Task to complete
Only text is carried over. Reproduce the entries below exactly.

Data provided
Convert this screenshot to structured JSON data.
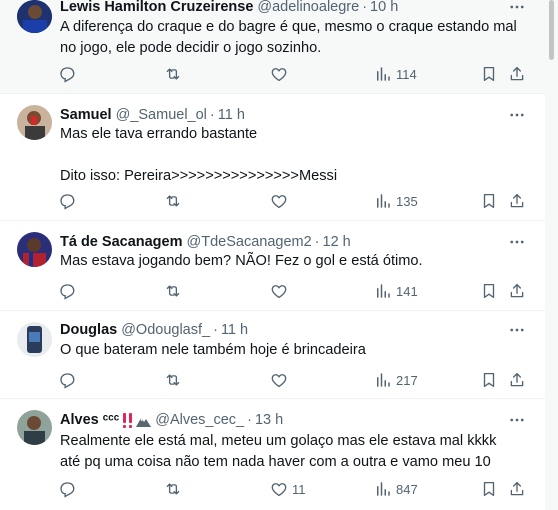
{
  "tweets": [
    {
      "name": "Lewis Hamilton Cruzeirense",
      "handle": "@adelinoalegre",
      "time": "10 h",
      "text": "A diferença do craque e do bagre é que, mesmo o craque estando mal no jogo, ele pode decidir o jogo sozinho.",
      "views": "114",
      "likes": ""
    },
    {
      "name": "Samuel",
      "handle": "@_Samuel_ol",
      "time": "11 h",
      "text": "Mas ele tava errando bastante\n\nDito isso: Pereira>>>>>>>>>>>>>>>Messi",
      "views": "135",
      "likes": ""
    },
    {
      "name": "Tá de Sacanagem",
      "handle": "@TdeSacanagem2",
      "time": "12 h",
      "text": "Mas estava jogando bem? NÃO! Fez o gol e está ótimo.",
      "views": "141",
      "likes": ""
    },
    {
      "name": "Douglas",
      "handle": "@Odouglasf_",
      "time": "11 h",
      "text": "O que bateram nele também hoje é brincadeira",
      "views": "217",
      "likes": ""
    },
    {
      "name": "Alves ᶜᶜᶜ",
      "handle": "@Alves_cec_",
      "time": "13 h",
      "text": "Realmente ele está mal, meteu um golaço mas ele estava mal kkkk até pq uma coisa não tem nada haver com a outra e vamo meu 10",
      "views": "847",
      "likes": "11"
    }
  ],
  "separator": "·",
  "colors": {
    "text_primary": "#0f1419",
    "text_secondary": "#536471",
    "divider": "#eff3f4",
    "highlight_bg": "#f7f9f9",
    "emoji_red": "#e0245e"
  },
  "icons": {
    "reply": "reply-icon",
    "repost": "repost-icon",
    "like": "heart-icon",
    "views": "views-icon",
    "bookmark": "bookmark-icon",
    "share": "share-icon",
    "more": "more-icon"
  }
}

Exercise answer
Convert this screenshot to structured JSON data.
{
  "tweets": [
    {
      "name": "Lewis Hamilton Cruzeirense",
      "handle": "@adelinoalegre",
      "time": "10 h",
      "text": "A diferença do craque e do bagre é que, mesmo o craque estando mal no jogo, ele pode decidir o jogo sozinho.",
      "views": "114",
      "likes": ""
    },
    {
      "name": "Samuel",
      "handle": "@_Samuel_ol",
      "time": "11 h",
      "text": "Mas ele tava errando bastante\n\nDito isso: Pereira>>>>>>>>>>>>>>>Messi",
      "views": "135",
      "likes": ""
    },
    {
      "name": "Tá de Sacanagem",
      "handle": "@TdeSacanagem2",
      "time": "12 h",
      "text": "Mas estava jogando bem? NÃO! Fez o gol e está ótimo.",
      "views": "141",
      "likes": ""
    },
    {
      "name": "Douglas",
      "handle": "@Odouglasf_",
      "time": "11 h",
      "text": "O que bateram nele também hoje é brincadeira",
      "views": "217",
      "likes": ""
    },
    {
      "name": "Alves ᶜᶜᶜ",
      "handle": "@Alves_cec_",
      "time": "13 h",
      "text": "Realmente ele está mal, meteu um golaço mas ele estava mal kkkk até pq uma coisa não tem nada haver com a outra e vamo meu 10",
      "views": "847",
      "likes": "11"
    }
  ],
  "separator": "·",
  "colors": {
    "text_primary": "#0f1419",
    "text_secondary": "#536471",
    "divider": "#eff3f4",
    "highlight_bg": "#f7f9f9",
    "emoji_red": "#e0245e"
  },
  "icons": {
    "reply": "reply-icon",
    "repost": "repost-icon",
    "like": "heart-icon",
    "views": "views-icon",
    "bookmark": "bookmark-icon",
    "share": "share-icon",
    "more": "more-icon"
  }
}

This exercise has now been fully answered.